Stocks can be used n their thickened or unthickened form. They are based on veal, beef, poulrty, game, vegetables, aromatic ingredients, or fish.
There are three main types of stock
white stock made with white meat or poultry, veal bones, chix carcasses and aromatic veg.
brown stock is made with beef, veal, poultry meat and bones, and vegwhich have been browned in fat and then had the liquid added to them. Used to make brown sauces and gravies and for making glazes by reduction.
vegetable stock is made by boiling vegetables and aromatic herbs which have been gently fried in butter.
In general they are aromatic but not salty.
There was a whole lot motre so this is just paraphrased.

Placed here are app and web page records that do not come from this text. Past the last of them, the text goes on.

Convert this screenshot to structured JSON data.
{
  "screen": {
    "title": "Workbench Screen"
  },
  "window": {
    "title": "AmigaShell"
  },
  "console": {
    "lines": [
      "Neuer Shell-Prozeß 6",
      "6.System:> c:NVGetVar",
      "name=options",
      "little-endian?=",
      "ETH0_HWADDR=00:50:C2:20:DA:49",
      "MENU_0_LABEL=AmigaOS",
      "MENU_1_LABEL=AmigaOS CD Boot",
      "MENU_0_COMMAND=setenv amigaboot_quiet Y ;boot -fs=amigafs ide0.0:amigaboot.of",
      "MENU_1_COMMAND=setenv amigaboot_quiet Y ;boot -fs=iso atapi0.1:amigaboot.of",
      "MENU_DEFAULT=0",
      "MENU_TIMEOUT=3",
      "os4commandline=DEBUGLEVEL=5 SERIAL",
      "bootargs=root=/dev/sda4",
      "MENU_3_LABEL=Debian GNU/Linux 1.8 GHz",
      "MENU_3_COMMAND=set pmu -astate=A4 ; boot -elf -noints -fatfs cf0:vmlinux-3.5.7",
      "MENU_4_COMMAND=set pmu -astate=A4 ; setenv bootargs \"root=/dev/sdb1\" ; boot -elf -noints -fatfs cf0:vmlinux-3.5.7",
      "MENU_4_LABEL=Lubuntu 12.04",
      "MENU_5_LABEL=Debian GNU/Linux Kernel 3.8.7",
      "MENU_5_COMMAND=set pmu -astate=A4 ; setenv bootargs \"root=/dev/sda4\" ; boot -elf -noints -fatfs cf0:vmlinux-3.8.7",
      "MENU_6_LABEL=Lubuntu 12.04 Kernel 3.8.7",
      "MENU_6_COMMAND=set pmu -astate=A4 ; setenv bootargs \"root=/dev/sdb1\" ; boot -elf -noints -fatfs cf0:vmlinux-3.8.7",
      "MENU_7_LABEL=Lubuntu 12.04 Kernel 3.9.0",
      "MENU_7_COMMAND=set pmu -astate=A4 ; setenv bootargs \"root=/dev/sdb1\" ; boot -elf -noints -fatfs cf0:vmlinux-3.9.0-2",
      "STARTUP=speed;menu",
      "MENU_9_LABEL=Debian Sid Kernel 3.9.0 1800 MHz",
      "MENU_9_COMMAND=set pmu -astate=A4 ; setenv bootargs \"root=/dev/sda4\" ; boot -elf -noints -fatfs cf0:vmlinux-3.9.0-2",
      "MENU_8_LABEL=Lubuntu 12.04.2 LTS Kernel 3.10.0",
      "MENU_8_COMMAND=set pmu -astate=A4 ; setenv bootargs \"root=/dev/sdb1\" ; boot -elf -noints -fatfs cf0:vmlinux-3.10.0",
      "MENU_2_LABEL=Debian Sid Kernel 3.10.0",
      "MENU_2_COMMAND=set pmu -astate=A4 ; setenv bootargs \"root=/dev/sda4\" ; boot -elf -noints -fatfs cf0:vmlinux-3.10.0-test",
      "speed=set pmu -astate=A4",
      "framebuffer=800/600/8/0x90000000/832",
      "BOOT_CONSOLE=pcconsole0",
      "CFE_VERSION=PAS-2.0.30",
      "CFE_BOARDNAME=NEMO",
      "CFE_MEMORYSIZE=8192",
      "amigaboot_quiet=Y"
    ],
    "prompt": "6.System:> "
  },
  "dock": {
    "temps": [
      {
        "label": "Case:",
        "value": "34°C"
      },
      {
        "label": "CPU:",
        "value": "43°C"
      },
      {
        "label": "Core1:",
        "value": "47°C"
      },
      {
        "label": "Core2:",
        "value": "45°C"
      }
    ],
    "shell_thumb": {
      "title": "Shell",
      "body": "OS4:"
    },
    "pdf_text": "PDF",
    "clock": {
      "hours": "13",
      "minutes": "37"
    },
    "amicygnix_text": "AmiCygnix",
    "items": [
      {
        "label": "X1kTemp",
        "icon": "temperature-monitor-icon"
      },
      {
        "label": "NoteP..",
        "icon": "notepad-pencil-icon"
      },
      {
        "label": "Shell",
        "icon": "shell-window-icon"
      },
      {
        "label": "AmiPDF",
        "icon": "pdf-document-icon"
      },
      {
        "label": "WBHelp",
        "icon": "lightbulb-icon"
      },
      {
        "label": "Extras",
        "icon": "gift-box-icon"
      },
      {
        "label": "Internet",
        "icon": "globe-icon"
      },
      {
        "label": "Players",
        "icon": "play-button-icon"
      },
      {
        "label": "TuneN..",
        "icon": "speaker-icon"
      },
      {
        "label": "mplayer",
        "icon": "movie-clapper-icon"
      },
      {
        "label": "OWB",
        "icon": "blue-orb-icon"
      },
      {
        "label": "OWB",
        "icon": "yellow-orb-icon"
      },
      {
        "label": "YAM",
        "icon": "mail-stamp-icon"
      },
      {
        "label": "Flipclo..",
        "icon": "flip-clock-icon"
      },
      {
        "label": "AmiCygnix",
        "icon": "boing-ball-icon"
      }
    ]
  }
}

i think, to try to answer the op question, and assuming that lunchbox is correct in thinking that the item bought at the greenmarket is indeed a "simple stock" with no seasonings added (& i think he's probably right)-- that Yago Homo ought to EITHER:
1. simmer the simple stock with added aromatics-- onion, carrot, celery, bay leaves, & opional ingredients: tomato paste or tomato trimmings, peppercorns, garlic, herbal stems or non-soft leaf herbs, etc, then add salt to taste, & use the resulting broth or stock in his desired dish
2. in a long-simmered dish, like oxtails, incorporate these same aromatics into the simmering of the final dish to flavor the broth as the dish cooks-- may wish to remove some of the aromatics partway thru and then "brighten" the dish with fresher stuff more toward the end of the cooking time-- can usally figure out if this would work from the recipe
& when the dish is wildly successful, probably may consider making his own broths/stocks! it is fun, easy & economical & the quality of every dish you use them in will improve leaps & bounds